The whole listing needs to be restated word for word.

[[ The input open ]]

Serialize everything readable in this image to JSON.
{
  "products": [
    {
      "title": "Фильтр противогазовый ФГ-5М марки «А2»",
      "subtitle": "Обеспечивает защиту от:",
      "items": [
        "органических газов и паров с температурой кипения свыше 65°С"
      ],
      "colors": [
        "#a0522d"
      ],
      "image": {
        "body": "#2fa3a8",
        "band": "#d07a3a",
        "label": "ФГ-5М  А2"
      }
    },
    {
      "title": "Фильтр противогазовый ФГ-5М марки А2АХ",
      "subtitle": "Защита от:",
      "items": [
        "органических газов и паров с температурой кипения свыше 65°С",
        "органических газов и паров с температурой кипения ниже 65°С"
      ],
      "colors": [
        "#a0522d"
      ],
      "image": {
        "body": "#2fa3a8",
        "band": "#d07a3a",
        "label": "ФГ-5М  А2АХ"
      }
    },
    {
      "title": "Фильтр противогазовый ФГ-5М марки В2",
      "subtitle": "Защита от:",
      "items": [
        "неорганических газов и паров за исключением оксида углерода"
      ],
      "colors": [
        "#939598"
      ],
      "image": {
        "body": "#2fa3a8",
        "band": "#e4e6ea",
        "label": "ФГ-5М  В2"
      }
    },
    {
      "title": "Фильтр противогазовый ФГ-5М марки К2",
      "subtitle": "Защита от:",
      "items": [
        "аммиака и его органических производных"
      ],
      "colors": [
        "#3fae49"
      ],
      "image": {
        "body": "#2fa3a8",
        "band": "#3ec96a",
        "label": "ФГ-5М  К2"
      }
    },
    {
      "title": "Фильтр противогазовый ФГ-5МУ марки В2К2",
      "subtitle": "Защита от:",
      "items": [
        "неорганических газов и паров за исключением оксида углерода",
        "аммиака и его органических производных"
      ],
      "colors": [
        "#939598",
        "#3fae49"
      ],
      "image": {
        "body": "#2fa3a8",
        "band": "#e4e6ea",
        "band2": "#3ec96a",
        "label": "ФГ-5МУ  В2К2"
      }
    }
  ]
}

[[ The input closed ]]

== The answer ==
Serialize everything readable in this image to JSON.
{
  "products": [
    {
      "title": "Фильтр противогазовый ФГ-5М марки «А2»",
      "subtitle": "Обеспечивает защиту от:",
      "items": [
        "органических газов и паров с температурой кипения свыше 65°С"
      ],
      "colors": [
        "#a0522d"
      ],
      "image": {
        "body": "#2fa3a8",
        "band": "#d07a3a",
        "label": "ФГ-5М  А2"
      }
    },
    {
      "title": "Фильтр противогазовый ФГ-5М марки А2АХ",
      "subtitle": "Защита от:",
      "items": [
        "органических газов и паров с температурой кипения свыше 65°С",
        "органических газов и паров с температурой кипения ниже 65°С"
      ],
      "colors": [
        "#a0522d"
      ],
      "image": {
        "body": "#2fa3a8",
        "band": "#d07a3a",
        "label": "ФГ-5М  А2АХ"
      }
    },
    {
      "title": "Фильтр противогазовый ФГ-5М марки В2",
      "subtitle": "Защита от:",
      "items": [
        "неорганических газов и паров за исключением оксида углерода"
      ],
      "colors": [
        "#939598"
      ],
      "image": {
        "body": "#2fa3a8",
        "band": "#e4e6ea",
        "label": "ФГ-5М  В2"
      }
    },
    {
      "title": "Фильтр противогазовый ФГ-5М марки К2",
      "subtitle": "Защита от:",
      "items": [
        "аммиака и его органических производных"
      ],
      "colors": [
        "#3fae49"
      ],
      "image": {
        "body": "#2fa3a8",
        "band": "#3ec96a",
        "label": "ФГ-5М  К2"
      }
    },
    {
      "title": "Фильтр противогазовый ФГ-5МУ марки В2К2",
      "subtitle": "Защита от:",
      "items": [
        "неорганических газов и паров за исключением оксида углерода",
        "аммиака и его органических производных"
      ],
      "colors": [
        "#939598",
        "#3fae49"
      ],
      "image": {
        "body": "#2fa3a8",
        "band": "#e4e6ea",
        "band2": "#3ec96a",
        "label": "ФГ-5МУ  В2К2"
      }
    }
  ]
}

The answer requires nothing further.